- _Goal of the exercise_
Your answer should hold all lines of the entries that include the word "months".

---- Available data

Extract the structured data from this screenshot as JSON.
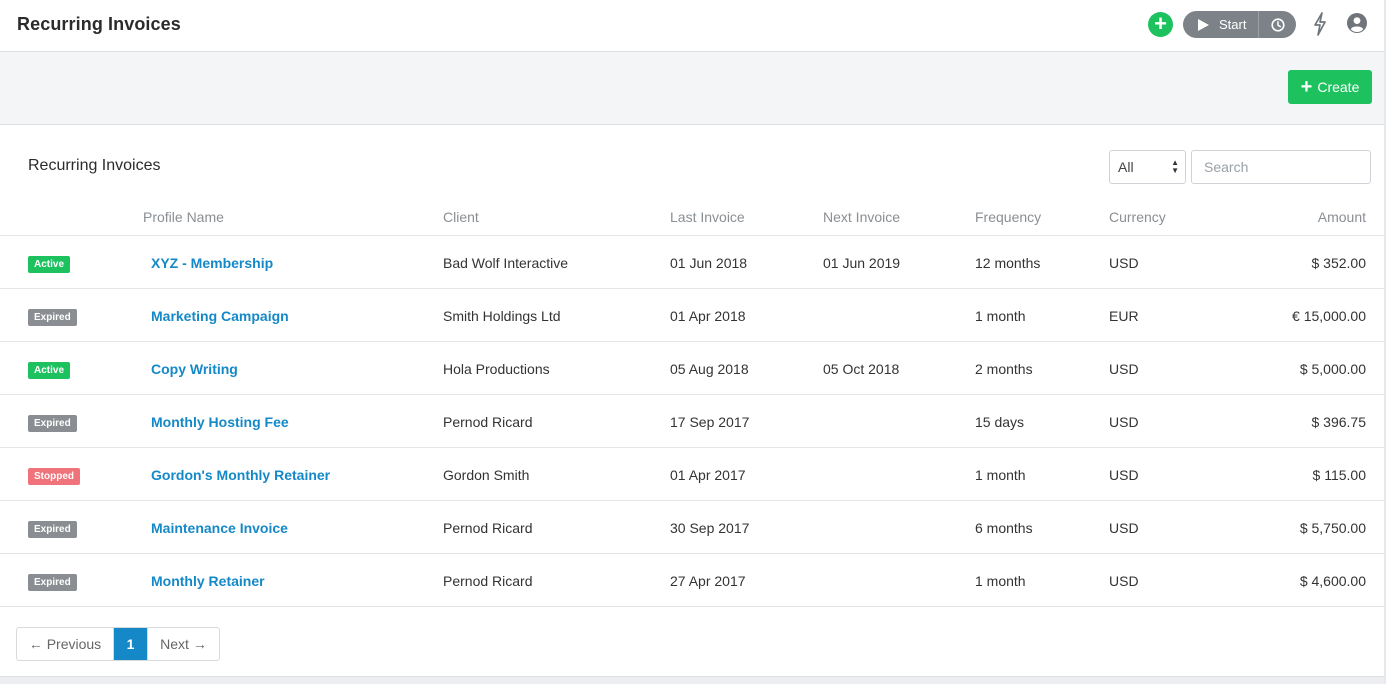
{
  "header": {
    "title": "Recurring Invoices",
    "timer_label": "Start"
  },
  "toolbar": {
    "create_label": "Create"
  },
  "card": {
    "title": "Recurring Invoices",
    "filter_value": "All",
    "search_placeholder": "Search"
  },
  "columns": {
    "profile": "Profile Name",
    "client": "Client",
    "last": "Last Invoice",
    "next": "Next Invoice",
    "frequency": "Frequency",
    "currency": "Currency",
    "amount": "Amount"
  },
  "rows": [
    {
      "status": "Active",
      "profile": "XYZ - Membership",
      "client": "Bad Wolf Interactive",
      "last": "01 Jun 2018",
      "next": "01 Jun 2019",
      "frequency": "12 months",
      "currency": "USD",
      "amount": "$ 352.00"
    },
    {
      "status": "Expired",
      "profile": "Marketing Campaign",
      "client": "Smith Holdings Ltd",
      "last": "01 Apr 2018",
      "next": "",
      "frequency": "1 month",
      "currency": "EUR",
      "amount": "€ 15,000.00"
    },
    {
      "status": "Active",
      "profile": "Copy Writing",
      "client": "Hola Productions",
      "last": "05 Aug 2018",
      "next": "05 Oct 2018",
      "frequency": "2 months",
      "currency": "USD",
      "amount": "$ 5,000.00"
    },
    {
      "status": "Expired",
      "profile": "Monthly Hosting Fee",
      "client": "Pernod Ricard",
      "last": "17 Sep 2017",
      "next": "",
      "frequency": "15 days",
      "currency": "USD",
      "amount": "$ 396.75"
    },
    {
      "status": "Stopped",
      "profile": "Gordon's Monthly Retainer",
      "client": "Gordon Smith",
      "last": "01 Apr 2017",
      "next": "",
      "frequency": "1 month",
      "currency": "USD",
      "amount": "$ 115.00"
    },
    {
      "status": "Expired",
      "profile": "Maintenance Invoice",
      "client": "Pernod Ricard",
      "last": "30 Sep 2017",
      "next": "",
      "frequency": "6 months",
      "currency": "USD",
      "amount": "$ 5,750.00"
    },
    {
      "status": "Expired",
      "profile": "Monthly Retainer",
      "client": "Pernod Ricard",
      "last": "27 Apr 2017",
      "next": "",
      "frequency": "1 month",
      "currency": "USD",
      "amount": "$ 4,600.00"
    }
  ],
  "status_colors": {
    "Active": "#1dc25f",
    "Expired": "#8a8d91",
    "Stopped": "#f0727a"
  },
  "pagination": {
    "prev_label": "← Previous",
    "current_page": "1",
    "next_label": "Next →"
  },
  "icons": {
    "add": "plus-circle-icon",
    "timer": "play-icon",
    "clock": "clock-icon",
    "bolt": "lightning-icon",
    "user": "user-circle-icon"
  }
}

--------
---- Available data

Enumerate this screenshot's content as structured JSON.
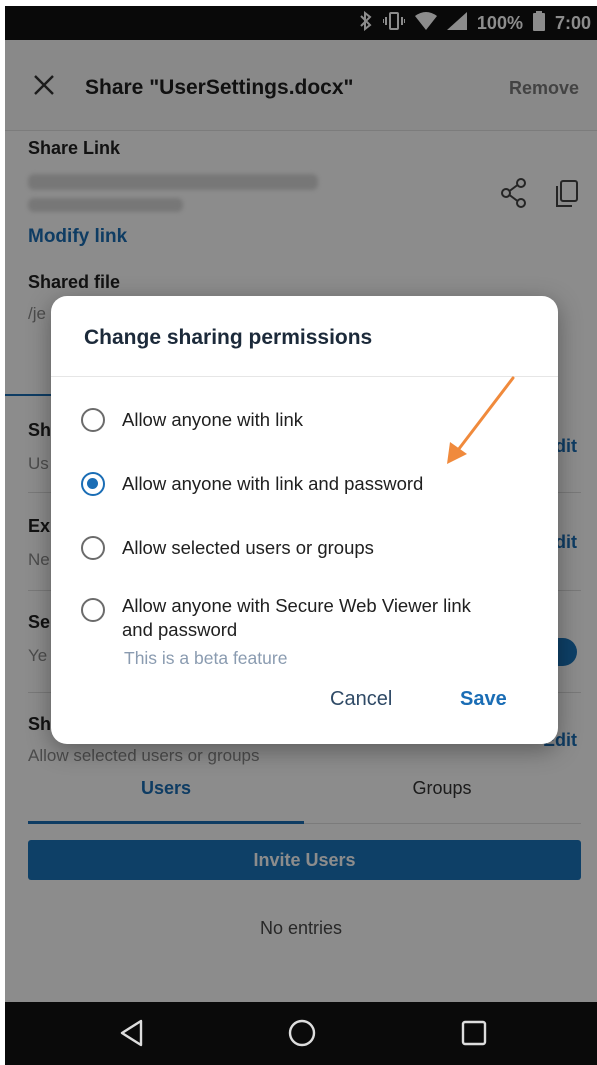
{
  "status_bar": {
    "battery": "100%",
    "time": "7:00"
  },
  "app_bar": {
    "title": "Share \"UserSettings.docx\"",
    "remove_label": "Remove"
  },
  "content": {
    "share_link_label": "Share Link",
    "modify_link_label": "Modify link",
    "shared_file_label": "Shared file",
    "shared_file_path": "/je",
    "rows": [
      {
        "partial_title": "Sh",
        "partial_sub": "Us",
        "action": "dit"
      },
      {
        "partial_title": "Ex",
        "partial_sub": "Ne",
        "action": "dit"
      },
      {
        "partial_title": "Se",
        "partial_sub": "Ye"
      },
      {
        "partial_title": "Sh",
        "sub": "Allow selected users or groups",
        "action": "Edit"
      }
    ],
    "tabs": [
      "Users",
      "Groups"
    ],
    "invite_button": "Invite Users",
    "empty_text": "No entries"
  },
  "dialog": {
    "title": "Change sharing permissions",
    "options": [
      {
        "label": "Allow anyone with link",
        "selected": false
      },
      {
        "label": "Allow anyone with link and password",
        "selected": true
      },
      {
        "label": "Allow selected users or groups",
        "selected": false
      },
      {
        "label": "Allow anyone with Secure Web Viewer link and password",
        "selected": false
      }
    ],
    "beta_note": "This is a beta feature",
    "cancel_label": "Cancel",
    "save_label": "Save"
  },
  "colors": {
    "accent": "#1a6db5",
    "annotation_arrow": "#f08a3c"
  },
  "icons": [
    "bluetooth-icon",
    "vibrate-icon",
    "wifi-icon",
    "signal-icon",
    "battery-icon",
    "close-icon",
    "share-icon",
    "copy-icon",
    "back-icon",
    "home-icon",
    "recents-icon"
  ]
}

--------

- _Your solution_
      "frequency": "12 months",
      "frequency": "2 months",
      "frequency": "6 months",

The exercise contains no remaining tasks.